[Entries from a dataset of interfaces]
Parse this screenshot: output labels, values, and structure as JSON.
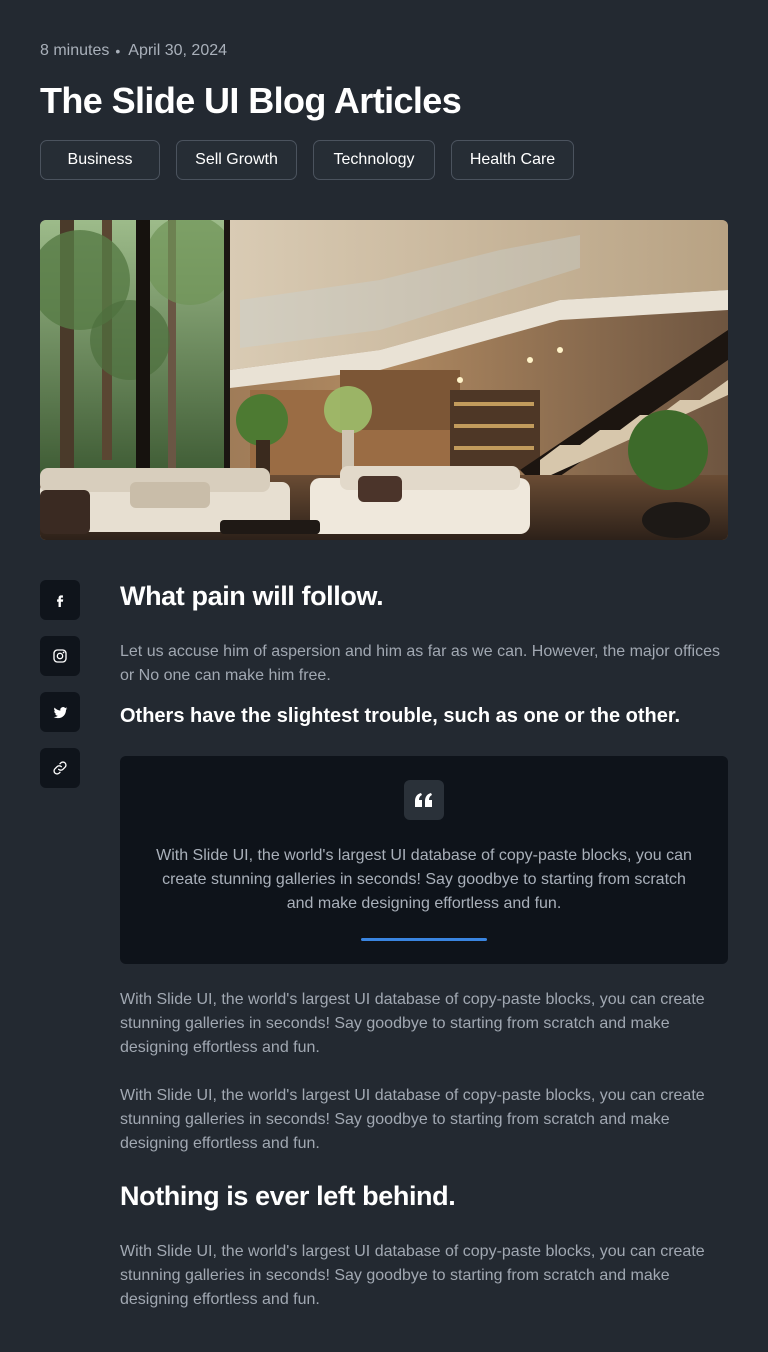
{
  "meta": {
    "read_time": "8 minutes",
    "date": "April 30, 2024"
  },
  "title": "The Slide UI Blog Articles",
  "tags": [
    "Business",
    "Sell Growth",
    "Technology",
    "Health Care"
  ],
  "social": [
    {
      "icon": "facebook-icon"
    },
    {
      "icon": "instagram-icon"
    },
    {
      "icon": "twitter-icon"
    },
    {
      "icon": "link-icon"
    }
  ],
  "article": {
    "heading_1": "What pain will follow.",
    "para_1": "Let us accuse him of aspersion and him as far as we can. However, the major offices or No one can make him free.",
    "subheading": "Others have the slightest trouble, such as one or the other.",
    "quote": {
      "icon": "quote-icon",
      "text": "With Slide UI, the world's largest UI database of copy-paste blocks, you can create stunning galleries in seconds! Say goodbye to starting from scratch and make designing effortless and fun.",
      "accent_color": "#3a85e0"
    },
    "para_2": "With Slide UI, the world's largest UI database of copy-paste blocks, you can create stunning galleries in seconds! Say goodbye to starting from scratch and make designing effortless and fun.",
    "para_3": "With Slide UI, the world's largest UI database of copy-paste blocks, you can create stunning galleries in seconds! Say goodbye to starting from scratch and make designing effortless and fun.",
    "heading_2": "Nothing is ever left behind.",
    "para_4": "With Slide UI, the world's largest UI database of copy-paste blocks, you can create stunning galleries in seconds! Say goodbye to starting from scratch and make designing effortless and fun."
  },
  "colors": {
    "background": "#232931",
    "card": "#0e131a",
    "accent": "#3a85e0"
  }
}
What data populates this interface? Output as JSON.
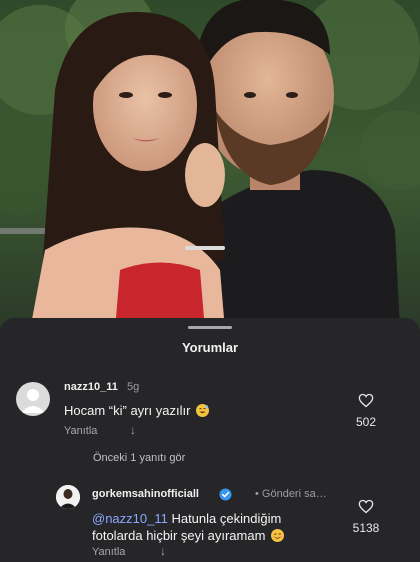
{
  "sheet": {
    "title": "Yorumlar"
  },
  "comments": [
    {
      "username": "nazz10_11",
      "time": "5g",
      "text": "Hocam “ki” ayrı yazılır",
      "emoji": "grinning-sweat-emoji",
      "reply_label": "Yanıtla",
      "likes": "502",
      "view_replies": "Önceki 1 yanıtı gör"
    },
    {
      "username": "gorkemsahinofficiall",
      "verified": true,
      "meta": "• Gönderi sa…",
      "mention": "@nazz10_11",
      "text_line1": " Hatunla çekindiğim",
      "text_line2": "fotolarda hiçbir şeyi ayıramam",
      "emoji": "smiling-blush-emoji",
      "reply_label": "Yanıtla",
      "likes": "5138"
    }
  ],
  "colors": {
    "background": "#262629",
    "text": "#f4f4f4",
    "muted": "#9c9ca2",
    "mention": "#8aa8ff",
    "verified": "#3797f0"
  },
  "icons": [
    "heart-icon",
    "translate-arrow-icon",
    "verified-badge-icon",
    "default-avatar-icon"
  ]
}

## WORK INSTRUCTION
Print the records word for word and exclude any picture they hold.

## EXERCISE OUTPUT
Parse this screenshot: output labels, values, and structure as JSON.
{
  "meta": {
    "read_time": "8 minutes",
    "date": "April 30, 2024"
  },
  "title": "The Slide UI Blog Articles",
  "tags": [
    "Business",
    "Sell Growth",
    "Technology",
    "Health Care"
  ],
  "social": [
    {
      "icon": "facebook-icon"
    },
    {
      "icon": "instagram-icon"
    },
    {
      "icon": "twitter-icon"
    },
    {
      "icon": "link-icon"
    }
  ],
  "article": {
    "heading_1": "What pain will follow.",
    "para_1": "Let us accuse him of aspersion and him as far as we can. However, the major offices or No one can make him free.",
    "subheading": "Others have the slightest trouble, such as one or the other.",
    "quote": {
      "icon": "quote-icon",
      "text": "With Slide UI, the world's largest UI database of copy-paste blocks, you can create stunning galleries in seconds! Say goodbye to starting from scratch and make designing effortless and fun.",
      "accent_color": "#3a85e0"
    },
    "para_2": "With Slide UI, the world's largest UI database of copy-paste blocks, you can create stunning galleries in seconds! Say goodbye to starting from scratch and make designing effortless and fun.",
    "para_3": "With Slide UI, the world's largest UI database of copy-paste blocks, you can create stunning galleries in seconds! Say goodbye to starting from scratch and make designing effortless and fun.",
    "heading_2": "Nothing is ever left behind.",
    "para_4": "With Slide UI, the world's largest UI database of copy-paste blocks, you can create stunning galleries in seconds! Say goodbye to starting from scratch and make designing effortless and fun."
  },
  "colors": {
    "background": "#232931",
    "card": "#0e131a",
    "accent": "#3a85e0"
  }
}
What data populates this interface? Output as JSON.
{
  "sheet": {
    "title": "Yorumlar"
  },
  "comments": [
    {
      "username": "nazz10_11",
      "time": "5g",
      "text": "Hocam “ki” ayrı yazılır",
      "emoji": "grinning-sweat-emoji",
      "reply_label": "Yanıtla",
      "likes": "502",
      "view_replies": "Önceki 1 yanıtı gör"
    },
    {
      "username": "gorkemsahinofficiall",
      "verified": true,
      "meta": "• Gönderi sa…",
      "mention": "@nazz10_11",
      "text_line1": " Hatunla çekindiğim",
      "text_line2": "fotolarda hiçbir şeyi ayıramam",
      "emoji": "smiling-blush-emoji",
      "reply_label": "Yanıtla",
      "likes": "5138"
    }
  ],
  "colors": {
    "background": "#262629",
    "text": "#f4f4f4",
    "muted": "#9c9ca2",
    "mention": "#8aa8ff",
    "verified": "#3797f0"
  },
  "icons": [
    "heart-icon",
    "translate-arrow-icon",
    "verified-badge-icon",
    "default-avatar-icon"
  ]
}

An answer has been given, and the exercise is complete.